      Playoffs…Houston got 8 HRs in sweeping Indians, Brewers 4 in sweeping Rockies…Dodgers 7 HRs in first 3 playoff games, Yankees 6 HRs in first 3 games.

      Adding an OF and replacing Hamilton would help…we will see if he gets DFA’d.

      On top of this….in 2018

      Wisler zero starts
      Sims zero starts
      Garrett zero starts
      Lorenzen three starts
      BobSteve three starts
      Reed seven starts

      Throw them all in the bullpen in 2019? That is a lot of cost-controlled young arms who all can’t be the closer and who aren’t going to be maximized, pitching less than 100 innings.

      But….sure feels like Big Bob is embarrassed by the unfinished rebuild and is set to “do something.”

      • BigRedMike

        I concur in regards to the offense. The Reds need improvement in the OF. Not sure why there is so much content with the offense.

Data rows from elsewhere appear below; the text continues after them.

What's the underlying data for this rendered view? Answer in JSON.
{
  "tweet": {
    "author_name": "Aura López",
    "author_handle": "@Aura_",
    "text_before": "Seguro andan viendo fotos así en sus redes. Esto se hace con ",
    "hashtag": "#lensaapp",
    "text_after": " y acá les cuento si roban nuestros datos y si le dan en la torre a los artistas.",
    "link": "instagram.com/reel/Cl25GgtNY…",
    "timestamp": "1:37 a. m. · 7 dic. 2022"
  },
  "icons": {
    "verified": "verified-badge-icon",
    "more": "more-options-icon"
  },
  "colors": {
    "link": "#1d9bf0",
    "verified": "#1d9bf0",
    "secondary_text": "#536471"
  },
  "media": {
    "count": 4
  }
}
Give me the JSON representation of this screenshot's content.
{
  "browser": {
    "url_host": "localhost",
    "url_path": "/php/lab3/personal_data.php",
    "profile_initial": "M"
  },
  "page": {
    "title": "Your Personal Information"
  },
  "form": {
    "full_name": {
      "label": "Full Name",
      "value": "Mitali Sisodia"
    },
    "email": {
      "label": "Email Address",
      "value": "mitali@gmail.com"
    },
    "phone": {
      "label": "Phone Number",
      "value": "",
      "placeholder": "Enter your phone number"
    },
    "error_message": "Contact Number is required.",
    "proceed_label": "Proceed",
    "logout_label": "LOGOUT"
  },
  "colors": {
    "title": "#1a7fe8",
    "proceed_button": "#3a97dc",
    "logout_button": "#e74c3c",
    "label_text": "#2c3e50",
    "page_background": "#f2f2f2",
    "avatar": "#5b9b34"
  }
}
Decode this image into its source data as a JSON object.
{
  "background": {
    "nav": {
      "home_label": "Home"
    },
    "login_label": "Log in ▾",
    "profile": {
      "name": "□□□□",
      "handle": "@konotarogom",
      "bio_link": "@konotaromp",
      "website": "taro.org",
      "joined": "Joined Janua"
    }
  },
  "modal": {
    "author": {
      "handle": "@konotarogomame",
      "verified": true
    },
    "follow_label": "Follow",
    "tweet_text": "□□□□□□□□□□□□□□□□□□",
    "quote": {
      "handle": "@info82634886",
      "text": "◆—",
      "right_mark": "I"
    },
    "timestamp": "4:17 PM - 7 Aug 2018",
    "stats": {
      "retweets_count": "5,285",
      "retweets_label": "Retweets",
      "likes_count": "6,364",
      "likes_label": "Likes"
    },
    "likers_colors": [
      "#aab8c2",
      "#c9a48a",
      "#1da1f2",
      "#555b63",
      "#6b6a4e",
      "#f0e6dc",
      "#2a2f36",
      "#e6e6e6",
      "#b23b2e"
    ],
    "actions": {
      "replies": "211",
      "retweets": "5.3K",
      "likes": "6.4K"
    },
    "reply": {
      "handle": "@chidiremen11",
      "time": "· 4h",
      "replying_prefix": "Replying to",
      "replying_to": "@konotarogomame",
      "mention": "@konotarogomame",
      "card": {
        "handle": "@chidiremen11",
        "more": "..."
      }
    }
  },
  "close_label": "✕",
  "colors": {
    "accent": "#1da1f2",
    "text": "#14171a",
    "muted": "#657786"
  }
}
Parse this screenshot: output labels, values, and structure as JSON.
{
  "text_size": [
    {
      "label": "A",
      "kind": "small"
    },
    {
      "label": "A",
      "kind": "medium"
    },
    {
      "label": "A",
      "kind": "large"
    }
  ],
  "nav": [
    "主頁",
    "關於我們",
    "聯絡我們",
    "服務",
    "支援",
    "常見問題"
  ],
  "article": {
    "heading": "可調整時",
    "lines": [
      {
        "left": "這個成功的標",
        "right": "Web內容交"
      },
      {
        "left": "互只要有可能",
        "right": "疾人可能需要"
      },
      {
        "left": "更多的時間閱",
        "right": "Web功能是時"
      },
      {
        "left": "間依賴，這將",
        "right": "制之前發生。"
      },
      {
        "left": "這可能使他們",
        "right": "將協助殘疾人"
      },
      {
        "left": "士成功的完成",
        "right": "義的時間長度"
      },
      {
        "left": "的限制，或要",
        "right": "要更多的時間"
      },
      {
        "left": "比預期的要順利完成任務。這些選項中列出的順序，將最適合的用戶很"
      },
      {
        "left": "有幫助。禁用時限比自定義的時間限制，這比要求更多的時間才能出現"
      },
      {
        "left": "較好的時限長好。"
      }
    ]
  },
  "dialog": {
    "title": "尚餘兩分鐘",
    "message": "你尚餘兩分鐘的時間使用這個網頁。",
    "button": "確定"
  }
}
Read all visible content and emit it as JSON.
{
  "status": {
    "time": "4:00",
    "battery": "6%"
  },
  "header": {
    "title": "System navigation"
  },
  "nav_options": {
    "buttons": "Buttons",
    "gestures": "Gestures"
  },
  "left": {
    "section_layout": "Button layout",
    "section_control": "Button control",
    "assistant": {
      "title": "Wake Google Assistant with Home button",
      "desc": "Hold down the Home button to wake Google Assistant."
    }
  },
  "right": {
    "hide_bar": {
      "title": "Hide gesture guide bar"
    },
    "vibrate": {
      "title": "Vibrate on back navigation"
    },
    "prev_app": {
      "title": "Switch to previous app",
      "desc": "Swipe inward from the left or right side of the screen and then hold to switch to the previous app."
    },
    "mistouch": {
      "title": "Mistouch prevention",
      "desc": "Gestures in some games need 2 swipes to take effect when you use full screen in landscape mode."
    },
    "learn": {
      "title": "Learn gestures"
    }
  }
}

        Reading articles on the Athletic in regards to the other teams in the division. Their GM’s have all discussed how their teams need improvement and few positions are safe. These are teams that finished well ahead of the Reds.

        Adding a couple of average pitchers is not going to make this a competitive team in the NL Central. The other teams are looking to improve as well and are not standing still.

      • Bill

        It’s probably not that everyone is content with the offense. It is that the offense can compete when everyone is healthy, the starting pitching is absolutely horrible in comparison. Almost everyone agrees that CF must be upgraded. Winker shows promise in the corner, Schebler is above average, and the infield had three All Stars plus improved performance from Peraza as the year went on.

        Defense and pitching is what kills the Reds chances. Offensively they lack some slugging, but don’t struggle to get on base. Replacing Hamilton will immediately improve the offense, however possibly weaken the defense. Yes we would take Trout, Machado, and Harper as free agents, but realistically the best place to spend money is on the second tier of SP

      • greenmtred

        A conundrum (not THE conundrum, for there’s more than one) for the Reds is that those infield all-stars were major contributors to the poor defense.The outfield wasn’t stellar in any area, but improvement in offense there will also probably come at the expense of defense. It’s a hard balance to strike, since neither is, by itself, sufficient.

    • greenmtred

      It’s probably true that young pitchers don’t develop on a uniform schedule, so it’s certainly possible that, with some of them, the sorting is not complete. But it’s also true that the Reds need to add pitching talent from outside the organization, since it is inconceivable that all of the young guys will prove to be good MLB pitchers.

  19. doofus

    Legitimate contending teams are comprised mostly of pitchers they obtained in trade, free agency, international signing, etc. They do not rely solely upon their own draft. Pitching is fickle. A good front office uses ALL methods to obtain pitching.

    OTBT! Outside-the-Box-Thinking! In other words: GET RID OF WALT JOCKETTY!

  20. msanmoore

    Tom Prince of Pittsburgh. I’m really beginning to hope we’re moving away from Riggs and the old school candidates.

    Fingers crossed.